In our last blog, we said it was time to declare war on 401k fees and promised to break down the expense components, so that you can see clearly “where the villainy lives”. Here we go!
Overcharging becomes villainy when there is purposeful concealment of cost – and that describes the 401k world perfectly.
Why can’t the average CFO, let alone the average participant, easily figure out what his 401k plan actually costs?
Why didn’t fee disclosures exist until they were required by law?
Why are those disclosures are 33 pages long when they could be one?
Are you getting suspicious yet?
The most basic and nearly omnipresent practice of concealment has to do with actively-managed mutual funds. About 85% of plan assets are invested in actively-managed funds, yet they are, on average, 5x to10x the cost of passively-managed (index) funds. Most folks believe that the cost differential is justified by the fact that actively-managed funds outperform index funds. Why do they believe that? Because their advisors and the fund families constantly suggest that it’s true. But it’s utterly false.
Conservatively, index funds outperform actively-managed funds more than 80% of the time – some studies have it as high as 95% of the time. There are no studies that prove the opposite. There are no studies that say index funds win only 70% of the time. We cite studies elsewhere on our website, but there are many and they are conclusive. Every educated investment advisor knows the return history of actively-managed funds vs. index funds, so why don’t you ever hear about it from them? Because they don’t want you to.

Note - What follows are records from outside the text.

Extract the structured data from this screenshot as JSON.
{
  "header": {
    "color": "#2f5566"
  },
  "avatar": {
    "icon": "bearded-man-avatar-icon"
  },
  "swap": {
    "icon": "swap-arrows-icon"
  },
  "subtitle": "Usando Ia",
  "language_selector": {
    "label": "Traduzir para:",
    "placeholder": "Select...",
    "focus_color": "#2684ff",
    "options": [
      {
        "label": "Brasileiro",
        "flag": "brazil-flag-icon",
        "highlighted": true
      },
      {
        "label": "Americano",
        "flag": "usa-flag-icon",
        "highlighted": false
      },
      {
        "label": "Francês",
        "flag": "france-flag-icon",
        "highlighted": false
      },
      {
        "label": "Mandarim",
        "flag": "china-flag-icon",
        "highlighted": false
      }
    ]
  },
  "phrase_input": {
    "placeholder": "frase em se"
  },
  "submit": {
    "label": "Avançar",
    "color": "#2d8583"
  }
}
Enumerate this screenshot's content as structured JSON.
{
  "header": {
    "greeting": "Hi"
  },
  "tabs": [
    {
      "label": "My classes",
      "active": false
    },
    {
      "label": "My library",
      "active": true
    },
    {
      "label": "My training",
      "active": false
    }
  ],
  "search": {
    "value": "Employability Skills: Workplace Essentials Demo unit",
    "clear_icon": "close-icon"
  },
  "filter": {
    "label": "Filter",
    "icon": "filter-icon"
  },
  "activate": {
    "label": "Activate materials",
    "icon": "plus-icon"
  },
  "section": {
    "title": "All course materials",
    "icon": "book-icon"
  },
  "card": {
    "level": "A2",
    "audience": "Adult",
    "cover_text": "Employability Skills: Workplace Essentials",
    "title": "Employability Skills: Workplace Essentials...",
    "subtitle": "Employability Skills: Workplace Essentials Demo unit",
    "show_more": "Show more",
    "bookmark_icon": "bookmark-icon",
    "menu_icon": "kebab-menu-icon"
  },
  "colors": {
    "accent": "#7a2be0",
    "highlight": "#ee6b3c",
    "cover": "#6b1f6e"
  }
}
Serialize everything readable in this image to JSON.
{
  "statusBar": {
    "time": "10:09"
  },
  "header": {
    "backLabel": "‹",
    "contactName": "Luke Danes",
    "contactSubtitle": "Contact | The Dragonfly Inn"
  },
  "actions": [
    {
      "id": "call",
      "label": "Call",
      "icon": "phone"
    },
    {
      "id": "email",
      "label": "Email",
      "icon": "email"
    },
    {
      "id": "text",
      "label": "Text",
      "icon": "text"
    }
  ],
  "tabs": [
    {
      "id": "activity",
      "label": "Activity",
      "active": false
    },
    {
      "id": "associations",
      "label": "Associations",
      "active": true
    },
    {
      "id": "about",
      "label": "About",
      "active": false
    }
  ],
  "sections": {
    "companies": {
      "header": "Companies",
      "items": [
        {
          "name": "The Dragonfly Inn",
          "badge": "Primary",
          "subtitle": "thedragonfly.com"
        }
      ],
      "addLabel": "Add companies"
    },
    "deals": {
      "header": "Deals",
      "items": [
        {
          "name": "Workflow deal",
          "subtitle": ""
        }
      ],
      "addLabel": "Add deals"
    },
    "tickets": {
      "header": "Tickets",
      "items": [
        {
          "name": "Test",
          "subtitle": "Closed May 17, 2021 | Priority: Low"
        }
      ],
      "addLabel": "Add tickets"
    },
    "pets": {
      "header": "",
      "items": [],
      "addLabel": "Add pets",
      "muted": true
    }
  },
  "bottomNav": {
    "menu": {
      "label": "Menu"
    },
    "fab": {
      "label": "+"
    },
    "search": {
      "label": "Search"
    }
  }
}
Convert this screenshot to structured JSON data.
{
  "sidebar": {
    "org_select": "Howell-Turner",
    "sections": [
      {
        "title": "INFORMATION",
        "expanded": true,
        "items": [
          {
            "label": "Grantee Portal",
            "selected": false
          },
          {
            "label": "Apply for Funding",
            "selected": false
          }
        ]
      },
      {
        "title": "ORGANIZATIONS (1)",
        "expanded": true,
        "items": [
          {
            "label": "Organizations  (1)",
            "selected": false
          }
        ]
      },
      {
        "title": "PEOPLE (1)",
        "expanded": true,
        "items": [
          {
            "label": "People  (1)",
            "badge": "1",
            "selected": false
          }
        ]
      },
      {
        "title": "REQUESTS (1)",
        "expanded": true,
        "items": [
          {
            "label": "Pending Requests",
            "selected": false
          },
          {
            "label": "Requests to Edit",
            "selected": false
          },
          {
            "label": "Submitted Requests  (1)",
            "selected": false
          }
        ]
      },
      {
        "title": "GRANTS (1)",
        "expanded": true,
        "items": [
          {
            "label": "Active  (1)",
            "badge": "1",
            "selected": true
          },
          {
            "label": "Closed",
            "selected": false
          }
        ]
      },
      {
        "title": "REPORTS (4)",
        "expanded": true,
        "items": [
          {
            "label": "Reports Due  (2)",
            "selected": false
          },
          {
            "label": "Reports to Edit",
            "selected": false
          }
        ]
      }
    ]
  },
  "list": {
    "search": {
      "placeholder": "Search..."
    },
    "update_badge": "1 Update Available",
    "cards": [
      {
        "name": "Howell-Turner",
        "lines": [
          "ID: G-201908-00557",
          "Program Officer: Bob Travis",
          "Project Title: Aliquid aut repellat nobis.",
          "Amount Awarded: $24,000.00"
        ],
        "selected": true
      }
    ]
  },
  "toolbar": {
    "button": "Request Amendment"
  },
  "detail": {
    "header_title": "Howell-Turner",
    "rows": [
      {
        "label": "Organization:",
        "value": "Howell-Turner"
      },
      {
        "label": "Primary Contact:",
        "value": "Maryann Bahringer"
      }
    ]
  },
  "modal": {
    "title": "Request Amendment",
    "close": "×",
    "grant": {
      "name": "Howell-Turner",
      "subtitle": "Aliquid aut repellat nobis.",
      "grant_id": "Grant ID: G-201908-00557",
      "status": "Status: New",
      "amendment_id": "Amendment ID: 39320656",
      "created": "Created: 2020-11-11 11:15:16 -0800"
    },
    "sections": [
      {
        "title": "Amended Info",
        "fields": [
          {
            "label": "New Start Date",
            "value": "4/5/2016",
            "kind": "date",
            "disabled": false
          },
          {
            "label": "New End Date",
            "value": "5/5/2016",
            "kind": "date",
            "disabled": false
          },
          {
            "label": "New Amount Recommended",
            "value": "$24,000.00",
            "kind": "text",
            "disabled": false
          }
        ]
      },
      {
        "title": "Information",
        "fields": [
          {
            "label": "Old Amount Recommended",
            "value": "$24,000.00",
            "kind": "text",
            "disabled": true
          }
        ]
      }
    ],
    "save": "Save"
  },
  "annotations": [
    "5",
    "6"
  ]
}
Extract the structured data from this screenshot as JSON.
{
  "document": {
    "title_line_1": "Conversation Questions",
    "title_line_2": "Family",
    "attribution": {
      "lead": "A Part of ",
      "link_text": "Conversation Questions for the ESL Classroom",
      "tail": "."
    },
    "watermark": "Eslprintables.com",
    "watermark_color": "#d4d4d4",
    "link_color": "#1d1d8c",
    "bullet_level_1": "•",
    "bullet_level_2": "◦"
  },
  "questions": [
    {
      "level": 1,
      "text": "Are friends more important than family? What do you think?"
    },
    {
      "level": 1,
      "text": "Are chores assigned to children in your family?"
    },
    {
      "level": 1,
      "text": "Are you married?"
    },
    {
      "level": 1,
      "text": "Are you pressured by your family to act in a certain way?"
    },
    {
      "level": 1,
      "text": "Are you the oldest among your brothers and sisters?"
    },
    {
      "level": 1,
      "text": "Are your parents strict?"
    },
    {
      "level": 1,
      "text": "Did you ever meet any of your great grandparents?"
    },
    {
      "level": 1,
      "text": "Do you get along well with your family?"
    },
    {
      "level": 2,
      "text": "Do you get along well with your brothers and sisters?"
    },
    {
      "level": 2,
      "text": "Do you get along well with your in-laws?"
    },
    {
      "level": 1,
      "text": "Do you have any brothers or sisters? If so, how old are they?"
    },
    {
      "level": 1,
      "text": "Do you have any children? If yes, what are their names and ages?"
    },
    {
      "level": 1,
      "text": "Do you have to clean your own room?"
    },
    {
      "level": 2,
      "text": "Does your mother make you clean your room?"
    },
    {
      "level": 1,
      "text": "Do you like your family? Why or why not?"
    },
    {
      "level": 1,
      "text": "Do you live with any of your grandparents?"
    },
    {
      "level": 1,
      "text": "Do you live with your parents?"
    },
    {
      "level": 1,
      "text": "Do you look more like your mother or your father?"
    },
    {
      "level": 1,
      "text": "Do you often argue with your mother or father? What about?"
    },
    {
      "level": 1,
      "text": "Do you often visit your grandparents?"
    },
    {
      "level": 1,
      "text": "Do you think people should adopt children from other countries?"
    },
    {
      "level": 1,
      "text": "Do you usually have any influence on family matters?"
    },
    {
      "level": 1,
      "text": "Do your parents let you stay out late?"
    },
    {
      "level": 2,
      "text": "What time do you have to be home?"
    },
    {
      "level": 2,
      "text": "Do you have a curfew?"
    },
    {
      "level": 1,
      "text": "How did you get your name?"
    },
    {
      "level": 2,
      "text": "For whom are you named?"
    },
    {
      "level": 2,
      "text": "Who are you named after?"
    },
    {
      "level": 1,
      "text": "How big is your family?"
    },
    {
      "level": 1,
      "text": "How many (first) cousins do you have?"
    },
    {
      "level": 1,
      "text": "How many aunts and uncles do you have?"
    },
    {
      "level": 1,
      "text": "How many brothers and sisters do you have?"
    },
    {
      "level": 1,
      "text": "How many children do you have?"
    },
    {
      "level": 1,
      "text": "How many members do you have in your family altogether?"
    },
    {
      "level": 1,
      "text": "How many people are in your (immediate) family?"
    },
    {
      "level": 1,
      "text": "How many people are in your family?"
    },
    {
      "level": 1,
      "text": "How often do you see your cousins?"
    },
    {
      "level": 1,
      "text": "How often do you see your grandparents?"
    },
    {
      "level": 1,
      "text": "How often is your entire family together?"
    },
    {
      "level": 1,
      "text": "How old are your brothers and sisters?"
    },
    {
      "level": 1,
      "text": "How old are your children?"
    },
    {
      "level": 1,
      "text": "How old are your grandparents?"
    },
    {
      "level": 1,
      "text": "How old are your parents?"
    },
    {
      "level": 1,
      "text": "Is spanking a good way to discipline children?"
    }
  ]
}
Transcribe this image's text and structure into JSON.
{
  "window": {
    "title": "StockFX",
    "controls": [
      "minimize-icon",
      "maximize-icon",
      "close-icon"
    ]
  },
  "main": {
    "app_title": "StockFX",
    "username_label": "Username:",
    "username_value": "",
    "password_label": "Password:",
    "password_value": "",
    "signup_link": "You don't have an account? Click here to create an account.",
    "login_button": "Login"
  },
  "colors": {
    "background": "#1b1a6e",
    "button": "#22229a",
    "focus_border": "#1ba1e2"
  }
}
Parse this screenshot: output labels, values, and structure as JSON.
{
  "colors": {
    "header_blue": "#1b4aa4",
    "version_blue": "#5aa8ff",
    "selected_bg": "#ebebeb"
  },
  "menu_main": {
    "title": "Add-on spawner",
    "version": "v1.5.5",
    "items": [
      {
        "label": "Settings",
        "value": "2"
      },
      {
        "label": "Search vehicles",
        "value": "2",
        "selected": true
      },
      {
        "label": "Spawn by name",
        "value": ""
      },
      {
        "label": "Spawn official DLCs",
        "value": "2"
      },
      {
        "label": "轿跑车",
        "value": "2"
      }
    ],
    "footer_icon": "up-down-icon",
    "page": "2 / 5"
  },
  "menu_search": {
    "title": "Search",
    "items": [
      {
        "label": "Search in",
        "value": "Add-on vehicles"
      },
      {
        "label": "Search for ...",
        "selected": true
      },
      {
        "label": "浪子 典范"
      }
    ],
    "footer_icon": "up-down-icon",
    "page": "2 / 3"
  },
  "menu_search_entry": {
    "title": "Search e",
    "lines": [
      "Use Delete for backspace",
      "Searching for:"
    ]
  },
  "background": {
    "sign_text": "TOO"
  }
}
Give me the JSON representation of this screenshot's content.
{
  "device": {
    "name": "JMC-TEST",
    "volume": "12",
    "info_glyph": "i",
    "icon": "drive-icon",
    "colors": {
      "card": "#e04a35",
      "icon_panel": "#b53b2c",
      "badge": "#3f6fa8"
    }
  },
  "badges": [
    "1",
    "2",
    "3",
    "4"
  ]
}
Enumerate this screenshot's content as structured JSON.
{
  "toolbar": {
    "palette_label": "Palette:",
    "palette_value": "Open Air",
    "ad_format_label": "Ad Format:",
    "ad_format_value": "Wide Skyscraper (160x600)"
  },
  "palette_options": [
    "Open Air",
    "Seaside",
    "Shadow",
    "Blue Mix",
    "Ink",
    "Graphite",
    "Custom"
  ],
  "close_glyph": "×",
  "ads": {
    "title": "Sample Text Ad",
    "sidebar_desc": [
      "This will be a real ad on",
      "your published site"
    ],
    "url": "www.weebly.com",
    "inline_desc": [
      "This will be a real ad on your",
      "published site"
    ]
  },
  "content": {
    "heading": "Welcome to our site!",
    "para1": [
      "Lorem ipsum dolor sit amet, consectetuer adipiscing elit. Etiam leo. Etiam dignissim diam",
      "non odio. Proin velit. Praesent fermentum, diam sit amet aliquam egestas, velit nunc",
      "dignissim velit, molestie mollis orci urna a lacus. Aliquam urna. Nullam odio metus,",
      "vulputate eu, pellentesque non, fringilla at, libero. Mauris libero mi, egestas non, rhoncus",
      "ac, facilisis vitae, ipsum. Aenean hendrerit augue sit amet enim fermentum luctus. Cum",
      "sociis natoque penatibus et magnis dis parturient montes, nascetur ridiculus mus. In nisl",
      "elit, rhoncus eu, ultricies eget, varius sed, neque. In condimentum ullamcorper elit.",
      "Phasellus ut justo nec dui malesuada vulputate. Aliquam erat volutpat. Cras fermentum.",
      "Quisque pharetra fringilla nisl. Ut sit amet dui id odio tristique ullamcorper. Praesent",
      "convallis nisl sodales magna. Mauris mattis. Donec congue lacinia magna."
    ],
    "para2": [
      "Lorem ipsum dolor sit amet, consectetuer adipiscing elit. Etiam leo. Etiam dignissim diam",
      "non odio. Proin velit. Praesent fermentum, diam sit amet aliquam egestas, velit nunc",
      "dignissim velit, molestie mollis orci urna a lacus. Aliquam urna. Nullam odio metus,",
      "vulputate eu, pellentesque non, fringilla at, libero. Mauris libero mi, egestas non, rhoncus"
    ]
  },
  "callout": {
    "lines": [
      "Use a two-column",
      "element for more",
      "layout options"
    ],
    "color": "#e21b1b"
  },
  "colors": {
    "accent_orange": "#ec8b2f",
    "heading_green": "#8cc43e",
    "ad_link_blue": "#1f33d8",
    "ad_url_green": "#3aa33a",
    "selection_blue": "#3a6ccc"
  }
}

Actively-managed funds employ a lot of people to do all that …managing! And those managers apparently need to make a ton of money. We’re not sure why. Maybe it’s to overcome the depression of being wrong 80+% of the time?
But hold on, why would an investment advisor that works for me suggest investments that don’t perform as well as others? Well, actively-managed mutual funds pay advisors and brokers to recommend their funds. Some pay more than others. They call it “revenue sharing”. Index funds pay little or nothing to be recommended. Are you getting suspicious now?
Is “revenue sharing” an every-day term for you? What does that mean anyway? Whose revenue are we talking about? That would be plan participants’ retirement savings. And who is it being “shared” with? That would be the investment advisor or broker. Did the participant generously decide to share his revenue with anyone? Nope, he doesn’t even know about it. Does it show up in his fee disclosure? Nope. Sounds like villainy to us!
So let’s review. Actively-managed funds court, entertain and pay advisors to recommend their funds using participants’ money and call it “revenue sharing”.
If you’re still not ready to think of the 401k industry as untrustworthy, stay tuned for parts 2 and 3 of this series. We’ll talk about the depth of deviousness in so-called “share classes” and the massive overcharging that is hidden in plain sight.
Remember: cost is only one of the issues inherent in today's 401k plans. There are several other areas you'll need to attack if you want a truly successful 401k plan. To read more, click the button below.